January 29, 2013

By Merle Froschl and Barbara Sprung, FHI 360 Co-Directors, Educational Equity

In our twenty-plus years working on equity, we’ve always recognized the importance of communicating early and to all children the expectation that they will go to college, they will have a career and they will succeed.

To describe the connection between what happens in early childhood education to later school and career opportunities, Harlem Children’s Zone founder Geoffrey Canada uses the image of a conveyer belt. If children can climb onboard early, momentum helps carry them to the next stage. We refer to the educational journey as a continuum, from birth through pre-K, elementary, middle and high school, then college and the world of work.
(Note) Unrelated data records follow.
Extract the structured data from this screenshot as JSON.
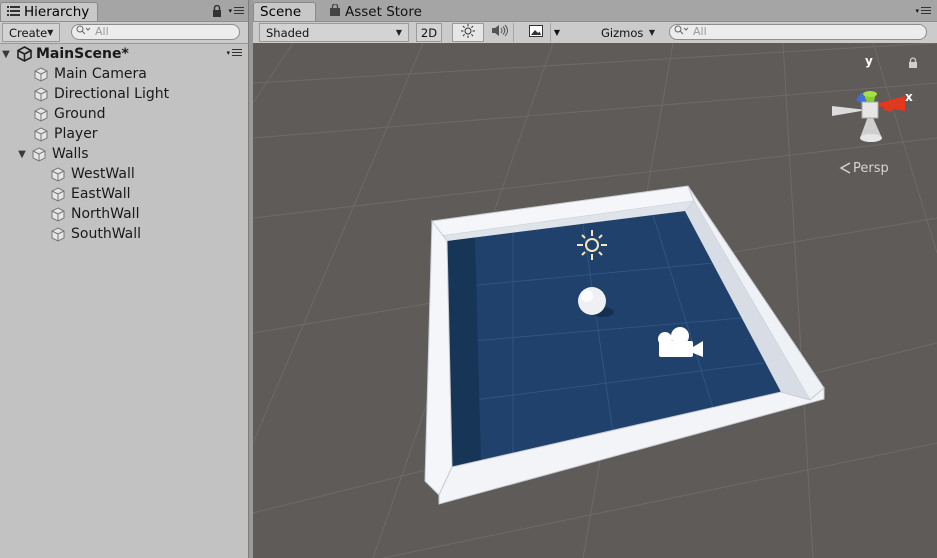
{
  "hierarchy": {
    "tab_label": "Hierarchy",
    "create_label": "Create",
    "search_placeholder": "All",
    "scene_name": "MainScene*",
    "items": [
      {
        "label": "Main Camera"
      },
      {
        "label": "Directional Light"
      },
      {
        "label": "Ground"
      },
      {
        "label": "Player"
      },
      {
        "label": "Walls"
      },
      {
        "label": "WestWall"
      },
      {
        "label": "EastWall"
      },
      {
        "label": "NorthWall"
      },
      {
        "label": "SouthWall"
      }
    ]
  },
  "scene": {
    "tabs": [
      {
        "label": "Scene"
      },
      {
        "label": "Asset Store"
      }
    ],
    "toolbar": {
      "shading_mode": "Shaded",
      "mode_2d": "2D",
      "gizmos_label": "Gizmos",
      "search_placeholder": "All"
    },
    "gizmo": {
      "y_label": "y",
      "x_label": "x",
      "projection_label": "Persp"
    }
  },
  "colors": {
    "viewport_bg": "#5f5b58",
    "floor": "#1f416b",
    "wall": "#f2f4f8",
    "gizmo_x": "#e2381e",
    "gizmo_y": "#8acc2c",
    "gizmo_z": "#3f6fd8"
  },
  "icons": [
    "list-icon",
    "lock-icon",
    "menu-icon",
    "search-icon",
    "unity-logo-icon",
    "gameobject-cube-icon",
    "foldout-arrow-icon",
    "asset-store-bag-icon",
    "sun-icon",
    "audio-icon",
    "image-effects-icon",
    "camera-gizmo-icon",
    "light-gizmo-icon"
  ]
}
For instance, children use dramatic play to understand the adult world, including future job and career options. Pre-K students might have a dress-up area that includes props and clothes associated with college and career: lab coats, stethoscopes, college T-shirts, conductors’ wands, microphones, computer keyboards, flight suits and police badges, to name a few. Importantly, both girls and boys should be expected to wear these costumes so their options are not limited by gender stereotypes.
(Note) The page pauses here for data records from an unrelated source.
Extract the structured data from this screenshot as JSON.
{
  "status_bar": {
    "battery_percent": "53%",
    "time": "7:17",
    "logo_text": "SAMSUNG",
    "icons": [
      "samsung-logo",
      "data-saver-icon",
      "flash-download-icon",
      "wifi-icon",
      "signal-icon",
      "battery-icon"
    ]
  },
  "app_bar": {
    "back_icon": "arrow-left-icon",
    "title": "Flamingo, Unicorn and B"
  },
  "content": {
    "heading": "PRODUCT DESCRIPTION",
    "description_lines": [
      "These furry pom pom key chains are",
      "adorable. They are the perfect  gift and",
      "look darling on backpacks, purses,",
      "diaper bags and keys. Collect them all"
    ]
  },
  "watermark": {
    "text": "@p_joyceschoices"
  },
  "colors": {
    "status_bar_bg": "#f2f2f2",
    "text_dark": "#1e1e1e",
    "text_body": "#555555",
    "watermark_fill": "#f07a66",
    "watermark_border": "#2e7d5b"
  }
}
Likewise, pre-K educators have an opportunity to think carefully about visitors who represent a variety of community and career roles.

Early childhood curricula should also include materials that are culturally familiar to students. A culturally relevant curriculum communicates tacitly to all children that science, math and reading are for them — that academic skills are part of their everyday lives.
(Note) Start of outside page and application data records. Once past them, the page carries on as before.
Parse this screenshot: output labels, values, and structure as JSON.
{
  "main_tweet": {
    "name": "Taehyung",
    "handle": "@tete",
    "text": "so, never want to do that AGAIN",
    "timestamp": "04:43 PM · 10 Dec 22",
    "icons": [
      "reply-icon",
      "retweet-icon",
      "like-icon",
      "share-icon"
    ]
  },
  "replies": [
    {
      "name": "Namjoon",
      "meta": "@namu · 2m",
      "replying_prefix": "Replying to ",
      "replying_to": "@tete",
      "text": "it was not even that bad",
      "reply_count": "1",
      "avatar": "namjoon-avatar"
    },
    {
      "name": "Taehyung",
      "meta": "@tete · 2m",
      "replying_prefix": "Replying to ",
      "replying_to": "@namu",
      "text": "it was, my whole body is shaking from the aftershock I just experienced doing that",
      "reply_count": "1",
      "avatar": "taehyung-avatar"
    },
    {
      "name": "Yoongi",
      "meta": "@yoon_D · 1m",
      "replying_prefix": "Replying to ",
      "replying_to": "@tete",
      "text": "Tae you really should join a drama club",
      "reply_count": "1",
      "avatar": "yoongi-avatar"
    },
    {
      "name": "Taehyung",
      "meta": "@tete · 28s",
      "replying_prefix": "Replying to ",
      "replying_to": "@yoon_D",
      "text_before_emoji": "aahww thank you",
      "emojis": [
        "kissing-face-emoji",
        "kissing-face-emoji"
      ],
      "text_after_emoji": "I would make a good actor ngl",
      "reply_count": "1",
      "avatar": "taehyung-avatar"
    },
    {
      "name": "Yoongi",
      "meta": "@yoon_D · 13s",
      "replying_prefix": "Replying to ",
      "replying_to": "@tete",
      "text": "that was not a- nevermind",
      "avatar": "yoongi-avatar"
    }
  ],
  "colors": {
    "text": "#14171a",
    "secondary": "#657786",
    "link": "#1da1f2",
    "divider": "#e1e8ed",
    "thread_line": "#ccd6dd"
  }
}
Parents also are essential in conveying that learning and achievement are important. Although early childhood educators say it a lot, the adage is no less true: parents are their child’s first teachers. For example, case studies1 show that parents do math with their kids more than they think: they calculate how much something costs or they demonstrate how to adjust a recipe.

More and more, brain development research affirms that interacting with a child, reading aloud, engaging in conversation, working math and science games into household chores and simply asking children thought-provoking questions help make them lifelong learners. We, as educators and as a society, need to help parents of all socioeconomic backgrounds understand that their role as teachers is critical.

Young children don’t need to be drilled or confined to desks with worksheets. Instead, we advocate playful, interactive, hands-on and minds-on strategies to get children to see themselves as college- and career-bound and to help them settle in comfortably on that continuum to success.

1 Goldman S, Booker A. Making math a definition of the situation: families as sites for mathematical practices. Anthropology Education Quarterly. 2002;40(4):369-87.